After this letter to the newspapers, where Eça also questioned the judges’ tastes, Chagas charged once more, repeating his grievances with the novel: “What’s the accusation I formulate against The Relic? It’s that it’s a book without logical unity, an extravagant aggregate of two incompatible individualities, the Foolish Teodorico who dominates most of the novel with great fatigue for the reader who must accompany him in long chapters quite unworthy of the author of The Crime of Father Amaro and Cousin Bazilio, and the Teodorico in whose imagination wondrously stimulated by Palestine’s sun that famous sketch, the dream, is rendered.” These arguments did not convinced the author, who replied once more: “I want literature and criticism – and not emphasis and chicanery. I want the demolition, argument by argument, of my thesis. When I see it razed to the ground, with the regrettable look of a soft cardboard ruin, I’ll pound my chest, I’ll proclaim out loud that the competition was an excellent thing and that my ignorance did not understand it, and that no one has the honest right to complain about it in the dailies.” Obviously Eça did not think the Academy was right in awarding some other author. We could just chalk it up to lack of sportsmanship, but in his defense he’s only the competitor who’s still read more than a century later. If Eça understood the value of his book better than his coevals, that’s not his problem. To me what’s curious is how the book suffered from bad timing: published a century earlier, it would nicely hold its ground against any novel by Daniel Defoe or Henry Fielding; published a century later, it’d just be another book in the picaresque revival, something to read alongside The Sot-Weed Factor. The fuss about it nowadays is only ridiculous.
Strangely however, outside Portugal it met gentler reviews. Emília Pardo Bazán, the Spanish novelist, called it “one of the most singular works of literature recently produced.” And she added: “I know not if The Relic is, as some claim, Eça’s best work, but for me it’s the strangest and at the same time the one that most belongs to him.” Miguel de Unamuno, a Spanish philosopher, was so impressed with its final reflections about the importance of willpower in creating Truths, that he incorporated it in Our Lord Quixote, his classic study of Don Quixote.
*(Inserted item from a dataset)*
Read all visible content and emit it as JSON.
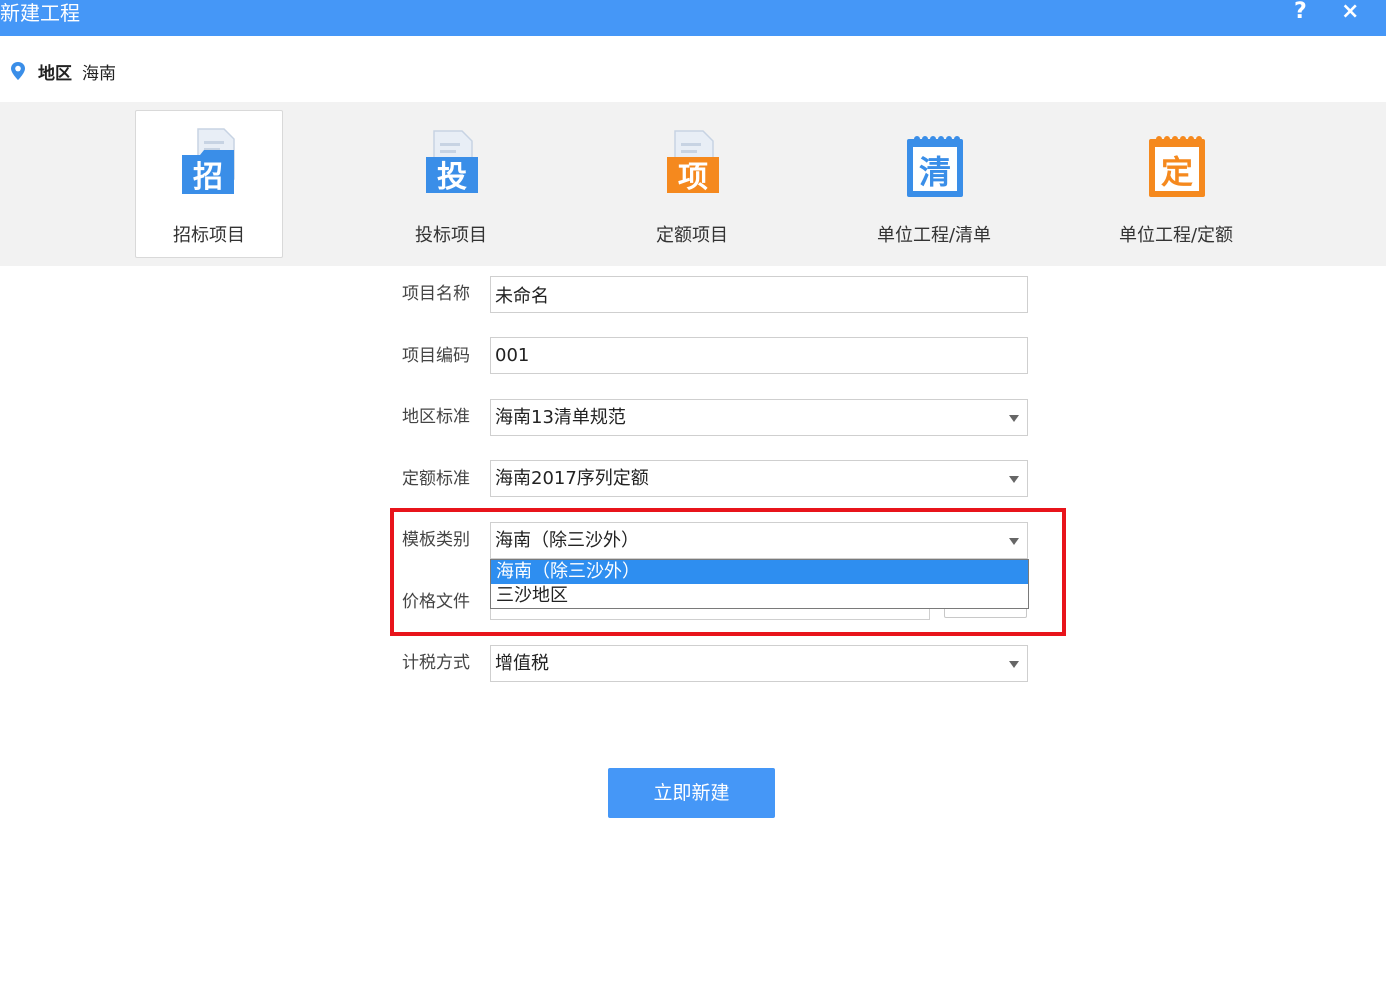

More recently Harold Bloom, for what it’s worth, included Eça in his Genius and singled out The Relic, “a comic masterpiece that deserves rediscovery.” Although he also likes Eça’s “admirable realistic novels,” he claims that “The Relic is something rarer: a novel of absolute comic genius, an invention provocative of outrageous laughter." And an interesting fact I recently learned from a Brazilian essay: apparently this book is Eça’s most republished and translated.
Finally there was Ernesto Guerra da Cal, who in 1971 radically changed the interpretative possibilities of this novel. Tomorrow, his in-depth study described and idolized.